HBCUX Network Ready for Its Opening Act

 

HBCUX Network CEO Curtis Symonds says he wants to “educate the middle-class Black kid on the value of these institutions” that his social media venture features.HBCUX Network CEO Curtis Symonds says he wants to “educate the middle-class Black kid on the value of these institutions” that his social media venture features.

An ambitious new social media venture hoping there’s money to be made by enhancing public access to news and information about and to supporters of Historically Black Colleges and Universities (HBCUs) is set for launch Monday.

The Washington-based HBCUX Network, backed principally by two former veteran executives of Black Entertainment Network (BET), the cable television channel, say they hope their social media venture will be able to distinguish itself enough to be considered a valued complement to the growing cast of social media sites courting HBCU audiences.

HBCUX, which plans to be accessible via Facebook, Instagram and Twitter with six to eight hours of programming a day starting Monday, plans to make its debut from the campus of Norfolk State University in the Tidewater area of Virginia.

“We’re not trying to compete,” said Curtis Symonds, president and chief executive officer of HBCUX. “We’re just trying to become another voice.”

Symonds is very familiar with the landscape, having worked as a BET marketing executive for more than a decade.

“We want some fresh stuff, original programming,” said Symonds, acknowledging the real-time, live nature of social media interaction. “There is so much history that has not been told,” he said.

“I want to educate the middle-class Black kid on the value of these institutions,” said Symonds, who grew up on the campus of Central State University where his mother taught for 40 years and his father worked in the university’s maintenance shop for 50 years.

Symonds, interviewed by phone this week, said HBCUX plans to “crawl before we walk,” in building its envisioned 10 channel network offering a broad range of programming aimed at enlightening and entertaining.

He said the network plans to start with six to eight hours of programming it hopes will carry it until this fall by which time it hopes to have more institutions and programs in its camp. The social media network plans to pay for itself and small staff through ad sales and subscriptions of $3.99 a month. For that, once the network is fully operations, subscribers will get five of its proposed 10 channels at no charge.

Symonds said he is already in discussions with more than a dozen institutions about programming ideas for HBCUX. He said he has an agreement with ESPN, the cable television sports channel, to receive and carry its HBCU sports programming through HBCUX channels.

“Any effort to use digital tools and social media tools connected on line is a good thing,” said Neil Foote, social media expert and principal lecturer at the Mayborn School of Journalism at the University of North Texas.

Foote said the HBCUX idea sounds like a “potentially viable model for its time” but cautioned it “faces competition” from big social media players like Instagram, Snapchat and Facebook, among others.

“They have to convince college students to drop Facebook or Instagram or integrate their tools into theirs,” said Foote, who more than a decade ago helped create BlackAmericaWeb.com, the umbrella operation whose centerpiece is radio personality Tom Joyner.

Foote said the new venture “has to be mobile friendly on every platform available” since the majority of young people using social media are using mobile phones to access social media.
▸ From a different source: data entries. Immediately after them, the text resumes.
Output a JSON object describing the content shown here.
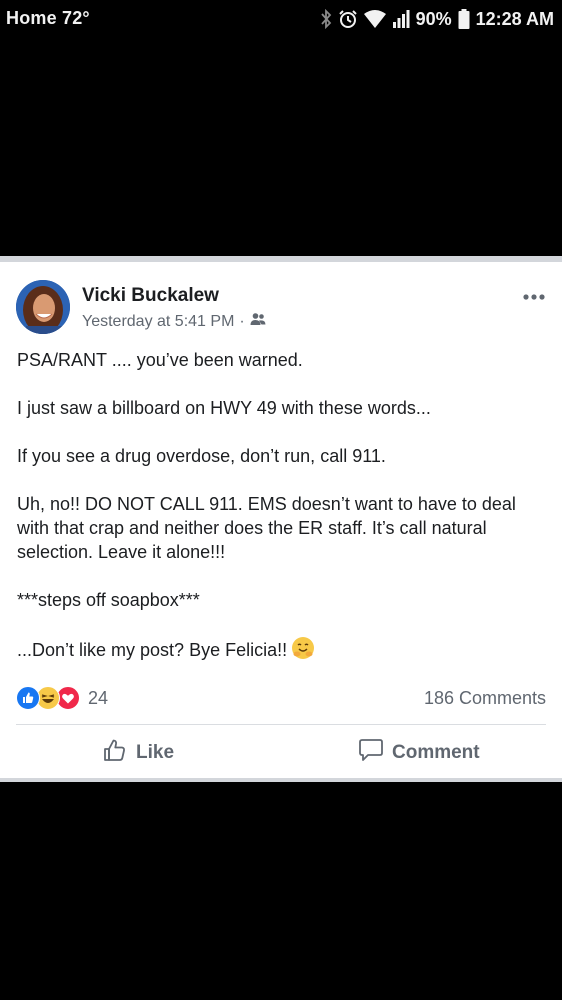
{
  "status_bar": {
    "left_text": "Home 72°",
    "battery": "90%",
    "time": "12:28 AM",
    "icons": [
      "bluetooth-icon",
      "alarm-icon",
      "wifi-icon",
      "signal-icon",
      "battery-icon"
    ]
  },
  "post": {
    "author": "Vicki Buckalew",
    "timestamp": "Yesterday at 5:41 PM",
    "meta_separator": "·",
    "audience_icon": "friends-icon",
    "paragraphs": [
      "PSA/RANT .... you’ve been warned.",
      "I just saw a billboard on HWY 49 with these words...",
      "If you see a drug overdose, don’t run, call 911.",
      "Uh, no!! DO NOT CALL 911. EMS doesn’t want to have to deal with that crap and neither does the ER staff. It’s call natural selection. Leave it alone!!!",
      "***steps off soapbox***",
      "...Don’t like my post? Bye Felicia!!"
    ],
    "closing_emoji": "hugging-face-emoji",
    "reactions": {
      "icons": [
        "like-reaction-icon",
        "haha-reaction-icon",
        "love-reaction-icon"
      ],
      "count": "24"
    },
    "comments_count": "186 Comments",
    "actions": {
      "like_label": "Like",
      "comment_label": "Comment"
    }
  },
  "colors": {
    "background": "#000000",
    "card": "#ffffff",
    "text": "#1c1e21",
    "secondary_text": "#606770",
    "like_blue": "#1877f2",
    "love_red": "#f0284a",
    "haha_yellow": "#f7c948"
  }
}
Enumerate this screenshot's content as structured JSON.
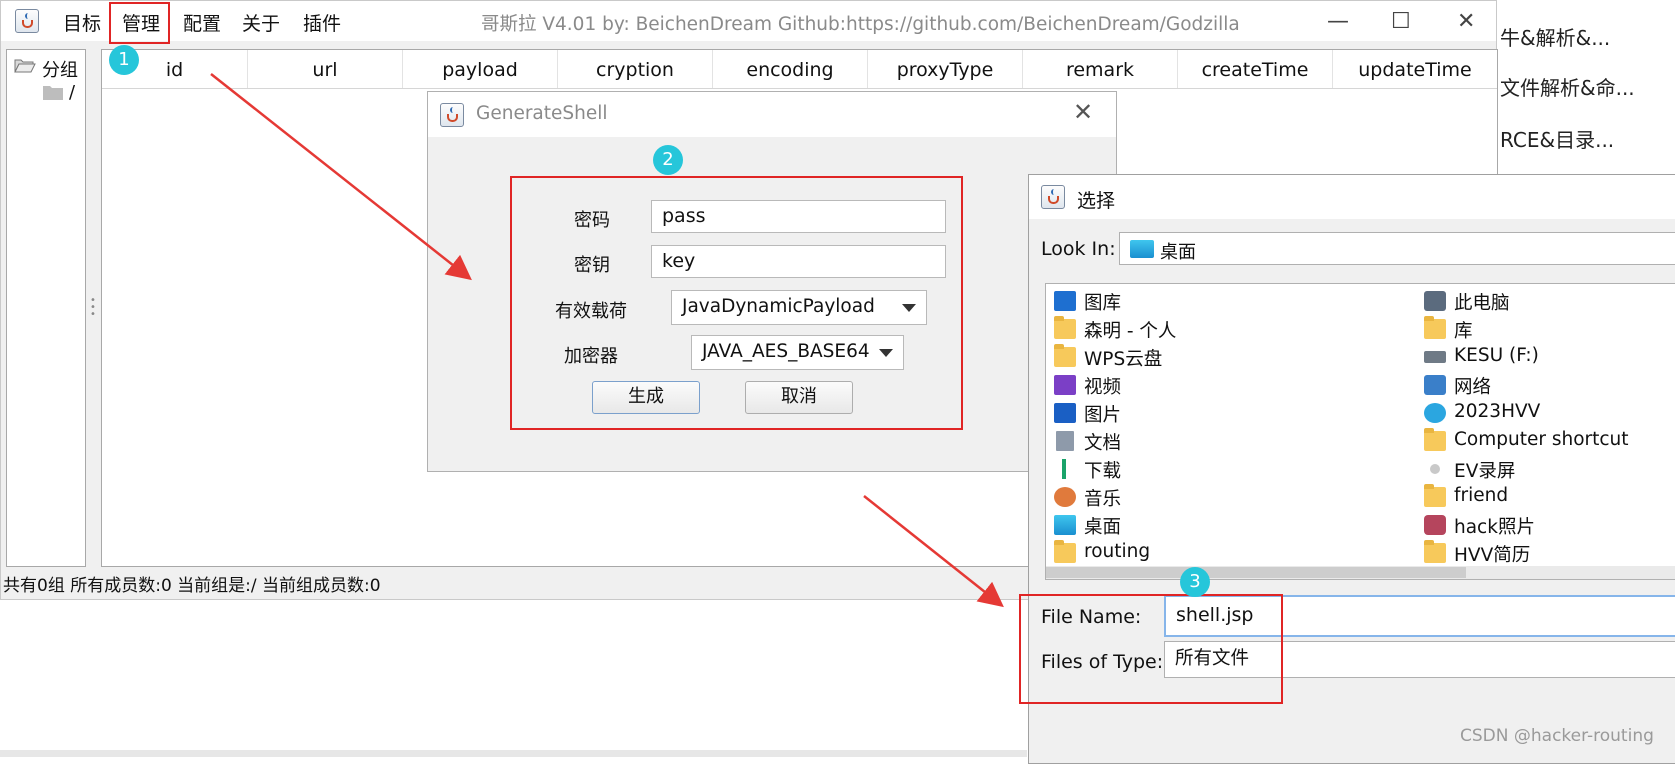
{
  "main_window": {
    "title": "哥斯拉   V4.01 by: BeichenDream Github:https://github.com/BeichenDream/Godzilla",
    "menu": [
      "目标",
      "管理",
      "配置",
      "关于",
      "插件"
    ],
    "controls": {
      "minimize": "—",
      "maximize": "☐",
      "close": "✕"
    },
    "tree": {
      "root_label": "分组",
      "child_label": "/"
    },
    "table_columns": [
      "id",
      "url",
      "payload",
      "cryption",
      "encoding",
      "proxyType",
      "remark",
      "createTime",
      "updateTime"
    ],
    "status_text": "共有0组 所有成员数:0 当前组是:/ 当前组成员数:0"
  },
  "background_window": {
    "lines": [
      "牛&解析&...",
      "文件解析&命...",
      "RCE&目录..."
    ]
  },
  "badges": [
    "1",
    "2",
    "3"
  ],
  "generate_shell_dialog": {
    "title": "GenerateShell",
    "close_glyph": "✕",
    "password_label": "密码",
    "password_value": "pass",
    "key_label": "密钥",
    "key_value": "key",
    "payload_label": "有效载荷",
    "payload_value": "JavaDynamicPayload",
    "encryptor_label": "加密器",
    "encryptor_value": "JAVA_AES_BASE64",
    "generate_button": "生成",
    "cancel_button": "取消"
  },
  "file_chooser": {
    "title": "选择",
    "look_in_label": "Look In:",
    "look_in_value": "桌面",
    "left_items": [
      "图库",
      "森明 - 个人",
      "WPS云盘",
      "视频",
      "图片",
      "文档",
      "下载",
      "音乐",
      "桌面",
      "routing"
    ],
    "right_items": [
      "此电脑",
      "库",
      "KESU (F:)",
      "网络",
      "2023HVV",
      "Computer shortcut",
      "EV录屏",
      "friend",
      "hack照片",
      "HVV简历"
    ],
    "file_name_label": "File Name:",
    "file_name_value": "shell.jsp",
    "file_type_label": "Files of Type:",
    "file_type_value": "所有文件"
  },
  "watermark": "CSDN @hacker-routing",
  "colors": {
    "highlight_red": "#e02525",
    "badge_cyan": "#26c6da",
    "arrow_red": "#e53935"
  }
}
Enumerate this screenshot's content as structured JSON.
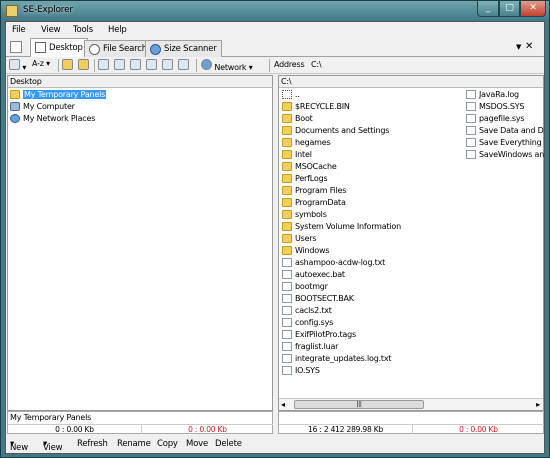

In addition, he said, carving such a niche as HBCUs means the network’s viability will hinge on whether its offerings are “compelling … so different that it’s worth paying the fees.”

Symonds, who began work nearly three years ago on his HBCU channel idea with cohort Clint Evans is confident they have the will to meet the challenges ahead, he said. In addition to carefully launching, he said his years in the communications business constitute a vast network of contacts to work with in developing partnership that will help his idea stay afloat.

“I think I’ve got the mindset and the crew to get this done,” said Symonds. “We’re not scared of the challenge.”

According to the Pew Research Internet Project, as of September 2013, some 73 percent of Internet users use social media networking sites such as Facebook, Twitter, Instagram and others.

Pew’s widely respected research found 78 percent of the women it surveyed and 69 percent of the men said they use social media. Among that group some 90 percent said they were between ages 18 and 29.

Nearly half the internet users who identified themselves as social media users were 65 years of age or older.

The survey’s look at use by education level found no less than 69 percent and no more than 75 percent of internet users also were involved in using social media network regardless of their educational attainment.

The Pew survey was based on interviews conducted via cell phone or landline discussions in English and Spanish with 5,112 internet users, the Pew report said. The survey had a margin of error of plus or minus 1.6 percent.